# WORK TO COMPLETE:
The output has to be the full set of records, reproduced exactly, minus any picture.

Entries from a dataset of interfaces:
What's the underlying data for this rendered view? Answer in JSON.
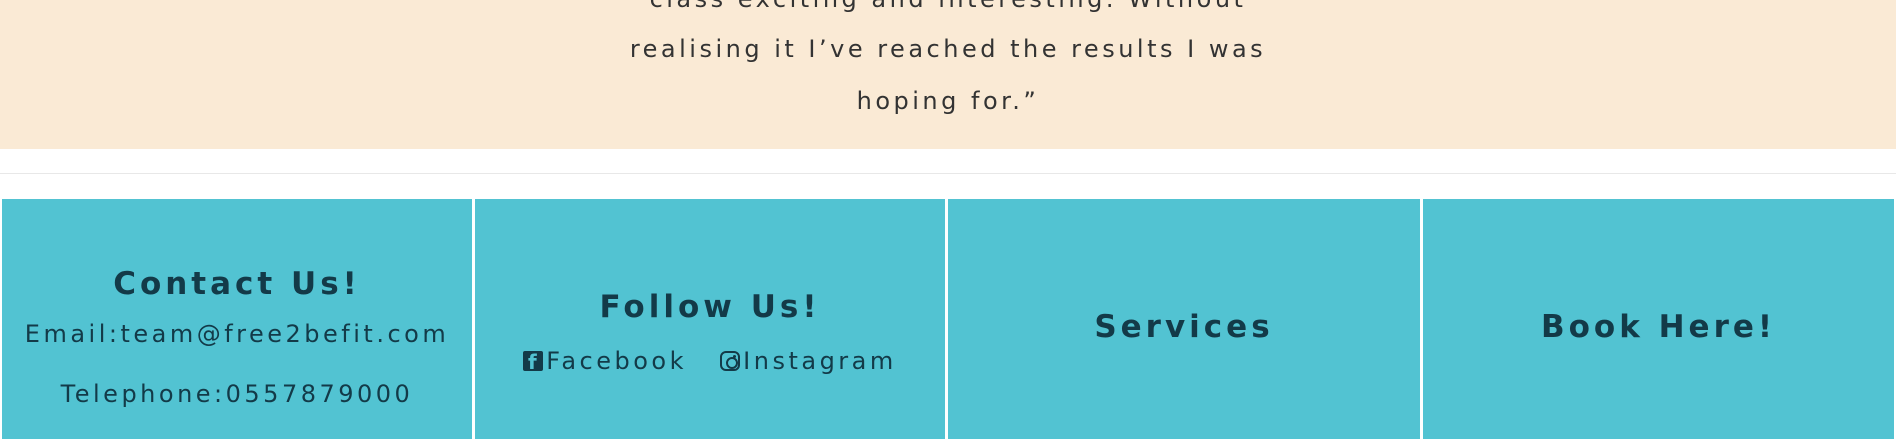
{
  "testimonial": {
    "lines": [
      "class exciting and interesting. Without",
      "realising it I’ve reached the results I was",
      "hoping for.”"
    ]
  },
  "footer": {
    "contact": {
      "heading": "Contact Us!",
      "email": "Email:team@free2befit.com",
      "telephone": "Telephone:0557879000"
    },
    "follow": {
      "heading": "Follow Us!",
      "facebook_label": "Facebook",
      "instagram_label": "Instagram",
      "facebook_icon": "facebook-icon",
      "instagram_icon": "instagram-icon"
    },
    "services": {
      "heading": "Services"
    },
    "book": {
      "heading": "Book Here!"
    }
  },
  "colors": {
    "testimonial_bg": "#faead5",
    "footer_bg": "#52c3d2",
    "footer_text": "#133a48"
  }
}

# OUTPUT OF THE EXERCISE:
What's the underlying data for this rendered view? Answer in JSON.
{
  "testimonial": {
    "lines": [
      "class exciting and interesting. Without",
      "realising it I’ve reached the results I was",
      "hoping for.”"
    ]
  },
  "footer": {
    "contact": {
      "heading": "Contact Us!",
      "email": "Email:team@free2befit.com",
      "telephone": "Telephone:0557879000"
    },
    "follow": {
      "heading": "Follow Us!",
      "facebook_label": "Facebook",
      "instagram_label": "Instagram",
      "facebook_icon": "facebook-icon",
      "instagram_icon": "instagram-icon"
    },
    "services": {
      "heading": "Services"
    },
    "book": {
      "heading": "Book Here!"
    }
  },
  "colors": {
    "testimonial_bg": "#faead5",
    "footer_bg": "#52c3d2",
    "footer_text": "#133a48"
  }
}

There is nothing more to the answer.